So as I write this there’s only a few days to go until Christmas, and excitement in our house is pretty high. Most of the presents are organised, and many of you will be thinking about getting a gift for your horse. Christmas is a great excuse to overindulge and splash out, but what does your horse actually need over the festive period?
- Less rugs not more
Hands up if a new rug is on your Christmas wish list, or perhaps it will be a ‘self-gift’ dressed up as a present for your horse? Rugs are great, they keep your horse clean and dry perfectly when you want to fit in a quick winter ride. There is literally a rug for every occasion, and picking up any horsey magazine you are bombarded with choice. Keeping your horse warm and cosy with several rugs in the winter is sensible for an older horse, a horse that is clipped and in regular work, or any horse who doesn’t hold condition so easily.

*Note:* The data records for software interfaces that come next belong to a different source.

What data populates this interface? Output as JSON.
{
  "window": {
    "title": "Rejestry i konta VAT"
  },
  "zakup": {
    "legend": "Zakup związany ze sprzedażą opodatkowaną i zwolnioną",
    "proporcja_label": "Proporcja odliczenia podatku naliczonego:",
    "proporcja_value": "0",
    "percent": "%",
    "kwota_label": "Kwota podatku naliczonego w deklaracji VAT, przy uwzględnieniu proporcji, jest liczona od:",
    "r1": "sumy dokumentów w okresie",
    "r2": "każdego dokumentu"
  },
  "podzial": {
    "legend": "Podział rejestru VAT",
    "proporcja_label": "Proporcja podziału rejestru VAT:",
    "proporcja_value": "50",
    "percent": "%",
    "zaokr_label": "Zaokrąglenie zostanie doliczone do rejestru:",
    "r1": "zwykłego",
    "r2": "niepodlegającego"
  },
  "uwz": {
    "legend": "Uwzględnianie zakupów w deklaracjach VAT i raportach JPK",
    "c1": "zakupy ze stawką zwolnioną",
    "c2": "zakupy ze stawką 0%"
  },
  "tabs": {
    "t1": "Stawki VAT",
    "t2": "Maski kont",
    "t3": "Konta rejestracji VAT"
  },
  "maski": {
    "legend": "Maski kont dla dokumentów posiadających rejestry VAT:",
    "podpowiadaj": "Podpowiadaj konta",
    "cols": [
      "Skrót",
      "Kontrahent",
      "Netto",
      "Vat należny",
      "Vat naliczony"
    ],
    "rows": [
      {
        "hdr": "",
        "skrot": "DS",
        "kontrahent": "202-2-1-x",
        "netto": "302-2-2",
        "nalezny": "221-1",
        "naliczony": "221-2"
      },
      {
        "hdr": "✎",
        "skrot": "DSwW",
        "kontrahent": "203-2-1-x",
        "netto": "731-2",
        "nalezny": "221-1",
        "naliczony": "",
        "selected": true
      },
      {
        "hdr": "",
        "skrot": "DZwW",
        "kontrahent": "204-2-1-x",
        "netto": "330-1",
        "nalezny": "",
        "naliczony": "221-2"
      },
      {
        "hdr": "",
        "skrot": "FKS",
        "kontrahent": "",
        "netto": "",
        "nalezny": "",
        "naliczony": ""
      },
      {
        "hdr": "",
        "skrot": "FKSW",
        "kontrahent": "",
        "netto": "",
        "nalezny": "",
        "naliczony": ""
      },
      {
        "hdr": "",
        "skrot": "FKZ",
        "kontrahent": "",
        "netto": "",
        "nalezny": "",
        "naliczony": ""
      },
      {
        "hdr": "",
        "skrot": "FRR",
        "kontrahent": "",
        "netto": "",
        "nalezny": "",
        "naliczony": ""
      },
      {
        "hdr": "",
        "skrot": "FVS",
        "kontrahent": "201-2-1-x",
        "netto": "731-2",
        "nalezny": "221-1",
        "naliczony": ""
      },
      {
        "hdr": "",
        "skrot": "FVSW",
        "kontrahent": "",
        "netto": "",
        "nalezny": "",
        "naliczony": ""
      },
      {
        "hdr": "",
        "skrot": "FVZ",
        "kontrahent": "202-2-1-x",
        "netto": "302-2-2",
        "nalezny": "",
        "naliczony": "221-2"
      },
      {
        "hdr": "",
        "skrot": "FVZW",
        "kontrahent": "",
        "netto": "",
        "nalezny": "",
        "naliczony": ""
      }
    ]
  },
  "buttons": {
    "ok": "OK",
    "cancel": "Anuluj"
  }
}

However many equines simply don’t need a rug, never mind several duvets layers, and for a horse who is overweight providing less rugs can be the easiest way to promote some weight loss. Native and cob-type horses are after all designed to exist on limited calories and harsh weather conditions during the winter, without the luxury of stables, feed and rugs. Horses are well documented to be able to tolerate changes in temperature well, and a healthy horse can cope with at least minus ten degrees without a rug.
Seasonal weight loss is perfectly normal and should be encouraged in any overweight, or ‘good doer’ horses. Losing weight during the winter months is Nature’s way of re-programming the body after the horse gains weight during the Spring and Summer months. However as horse owners, we expect our horses to look exactly the same all year round, and without seasonal weight loss over the Winter, horses are getting fatter year on year.
So why not think about how much your horse actually needs that thick rug or rugs, could your horse benefit from less rugs, or perhaps even no rug at all? Allowing your horse to get slimmer over the festive period will really help your horse to be healthier in 2019.
Christmas is a hectic time, and it’s a whirlwind of of parties, drinks and entertaining. It can be hard to fit in riding during the winter months, and the darkness wind and rain don’t always inspire you to tack up your horse. Keeping your horse exercised over the festive period is so important, particularly when horses are often stabled more.
Many yards will keep horses stabled during Christmas, and this can be a sudden change if your horse is normally turned out for most of the day. Veterinary practices often report a rise in colic cases in colder weather, and over Christmas and one reason for this is lack of movement.
Try and keep your horse exercised as much as possible over the holiday period, whether that is turn out, ridden work, long reining or other work in hand.
Not only will this be beneficial to your horse’s digestive system, encouraging regular gut movements but you will also be helping to prevent your horse gain weight over the festive weeks.
- The right amount of forage
As noted horses are often stabled more over Christmas, and this might be a decision that you can’t control. If you have a house full of guests it can be harder to get to the yard as often (although needing to feed your horse is a great way to escape the relations!). As a consequence horses are either given too much hay or haylage, or simply run out leaving them with nothing to eat for hours.
So what can you do?
Firstly it’s essential to work out how much hay your horse actually needs, rather than just throwing a few slices over the door.
Your horse should be receiving 1.5%-2.5% of its body weight in hay, and weighing out the hay out in advance will certainly make stable duties on Christmas Day easier.
Secondly look for ways that you can make your horse’s hay allowance last longer. Can you team up with a yard friend so one of you gives the horse’s hay at 3pm say and the other at 7pm? Using a robust small holed hay net, such as the Trickle Net is another great way to prevent your horse running out of hay.
- Less of the extras
Over Christmas us humans do tend to over-do the eating, there’s mince pies, cocktails, biscuit and chocolate selection boxes everywhere, not to mention the turkey plus all the trimmings. Quite why we do this every year, swiftly followed by a January health kick, I’m not totally sure, but there’s no need for our horses to match our significant increase in calories.
The horse world is awash with treats, supplements and ‘extras’ that you can feed your horse, but do they really need these? It’s natural to want to buy your horse a gift, most owners would see their horse as one of the family, but why not make this ‘gift’ a training plan, or a lesson rather than sugar laden treats.
I hope this post gives you some ideas about what your horse does and doesn’t need over the festive period. You can learn more about keeping your horse healthy over Christmas by downloading my free Winter Horsey Survival Guide at the link below:
Wishing you a very Merry Christmas, and a Happy New Year